Birding

Kootenai National Wildlife Refuge (KNWR) is a wonderful spot for birding, especially during the spring and fall waterfowl migration seasons. KNWR’s permanent and seasonal wetlands are an important stopover for tundra swans and other migrating waterfowl. These wetlands, recreated from reclaimed farm fields, support peak waterfowl populations of 24,000-40,000 birds, especially mallards in the fall and spring.

Photo by Ray Walsh

The large, permanent and semi-permanent ponds that offer relatively deep open water and dense stands of emergent plants which provide important breeding and nesting habitat for waterfowl and water birds including hooded mergansers, redheads, grebes, rails, and black terns.

KNWR also protects important riparian habitat consisting of native deciduous trees and shrubs along water courses and near the wetlands. Containing species such as cottonwoods, willows, aspen and hawthorne, the riparian zones support more bird species than any other habitat type. It is here, near the Auto Tour Road, that a pair of eagles raise their young each year.

Photo by Ray Walsh

On the west side of valley, the refuge extends a short distance up the base of the Selkirk Range, protecting a narrow strip of 532 acres of forested habitat. This small patch protects a diverse combination of dry and moist mixed coniferous forest, supporting a variety of warblers, thrushes, nuthatches, flycatchers and woodpeckers. It is here that the majestic pileated woodpecker can often be heard or seen.

Photo by Ray Walsh
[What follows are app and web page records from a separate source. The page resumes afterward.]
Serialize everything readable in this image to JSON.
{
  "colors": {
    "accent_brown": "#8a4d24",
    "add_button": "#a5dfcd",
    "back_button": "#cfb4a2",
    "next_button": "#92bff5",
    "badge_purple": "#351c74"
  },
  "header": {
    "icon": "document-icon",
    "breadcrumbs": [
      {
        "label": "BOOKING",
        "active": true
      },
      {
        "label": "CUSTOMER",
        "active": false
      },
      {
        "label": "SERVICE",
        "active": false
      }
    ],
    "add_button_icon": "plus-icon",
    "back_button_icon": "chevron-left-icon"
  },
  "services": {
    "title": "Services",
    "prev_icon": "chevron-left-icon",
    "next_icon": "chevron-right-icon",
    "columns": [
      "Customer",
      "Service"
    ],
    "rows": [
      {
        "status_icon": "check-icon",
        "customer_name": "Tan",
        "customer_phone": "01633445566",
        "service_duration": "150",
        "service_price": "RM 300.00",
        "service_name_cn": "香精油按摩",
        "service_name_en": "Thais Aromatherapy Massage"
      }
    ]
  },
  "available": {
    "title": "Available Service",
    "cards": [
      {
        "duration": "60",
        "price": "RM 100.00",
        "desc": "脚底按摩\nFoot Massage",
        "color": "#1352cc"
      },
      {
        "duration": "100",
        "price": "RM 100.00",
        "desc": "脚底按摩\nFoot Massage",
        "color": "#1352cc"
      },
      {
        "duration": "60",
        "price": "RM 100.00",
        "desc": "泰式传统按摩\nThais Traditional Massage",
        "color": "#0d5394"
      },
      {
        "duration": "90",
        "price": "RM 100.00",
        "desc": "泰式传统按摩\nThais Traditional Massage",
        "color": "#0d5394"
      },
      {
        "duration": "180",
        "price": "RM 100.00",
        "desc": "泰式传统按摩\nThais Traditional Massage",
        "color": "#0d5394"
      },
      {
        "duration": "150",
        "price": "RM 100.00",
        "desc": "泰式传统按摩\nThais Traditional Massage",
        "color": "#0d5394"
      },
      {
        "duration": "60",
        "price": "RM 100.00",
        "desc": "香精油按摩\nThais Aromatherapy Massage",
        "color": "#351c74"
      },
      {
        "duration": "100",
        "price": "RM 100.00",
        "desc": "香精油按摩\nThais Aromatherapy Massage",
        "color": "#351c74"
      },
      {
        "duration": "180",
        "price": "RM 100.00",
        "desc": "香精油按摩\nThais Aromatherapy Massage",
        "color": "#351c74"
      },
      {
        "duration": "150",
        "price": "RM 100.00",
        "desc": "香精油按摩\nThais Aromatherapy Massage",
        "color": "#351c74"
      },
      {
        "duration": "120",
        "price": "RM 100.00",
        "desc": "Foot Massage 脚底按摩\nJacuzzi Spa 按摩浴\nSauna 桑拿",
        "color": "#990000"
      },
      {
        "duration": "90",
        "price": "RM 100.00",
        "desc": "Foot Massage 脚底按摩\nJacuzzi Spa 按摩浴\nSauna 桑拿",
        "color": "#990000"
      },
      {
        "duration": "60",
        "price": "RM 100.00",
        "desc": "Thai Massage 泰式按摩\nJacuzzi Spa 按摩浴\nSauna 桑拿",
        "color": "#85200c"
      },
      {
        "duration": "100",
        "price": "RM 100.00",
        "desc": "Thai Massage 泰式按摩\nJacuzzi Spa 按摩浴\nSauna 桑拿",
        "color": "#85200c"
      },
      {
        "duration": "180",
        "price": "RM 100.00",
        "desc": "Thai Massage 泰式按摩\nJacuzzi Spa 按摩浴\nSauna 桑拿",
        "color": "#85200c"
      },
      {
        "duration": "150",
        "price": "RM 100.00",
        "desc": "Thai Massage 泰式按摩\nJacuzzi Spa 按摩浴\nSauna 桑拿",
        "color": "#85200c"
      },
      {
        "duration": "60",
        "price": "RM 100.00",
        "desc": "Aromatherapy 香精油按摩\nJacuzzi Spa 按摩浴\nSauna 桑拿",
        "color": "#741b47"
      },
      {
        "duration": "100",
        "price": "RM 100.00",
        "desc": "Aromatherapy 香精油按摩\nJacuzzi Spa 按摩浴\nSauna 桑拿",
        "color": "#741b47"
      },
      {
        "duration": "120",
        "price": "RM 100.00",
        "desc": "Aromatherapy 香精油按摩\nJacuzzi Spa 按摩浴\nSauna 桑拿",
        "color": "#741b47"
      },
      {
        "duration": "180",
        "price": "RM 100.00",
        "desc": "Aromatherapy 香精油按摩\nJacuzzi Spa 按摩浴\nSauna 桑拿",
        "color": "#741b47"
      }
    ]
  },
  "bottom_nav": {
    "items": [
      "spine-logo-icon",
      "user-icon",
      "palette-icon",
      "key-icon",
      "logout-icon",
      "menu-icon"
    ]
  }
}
Over 200 species of birds have been observed at KNWR. This Kootenai Wildlife brochure contains the full list along with an idea of the seasons when they are most likely to be seen.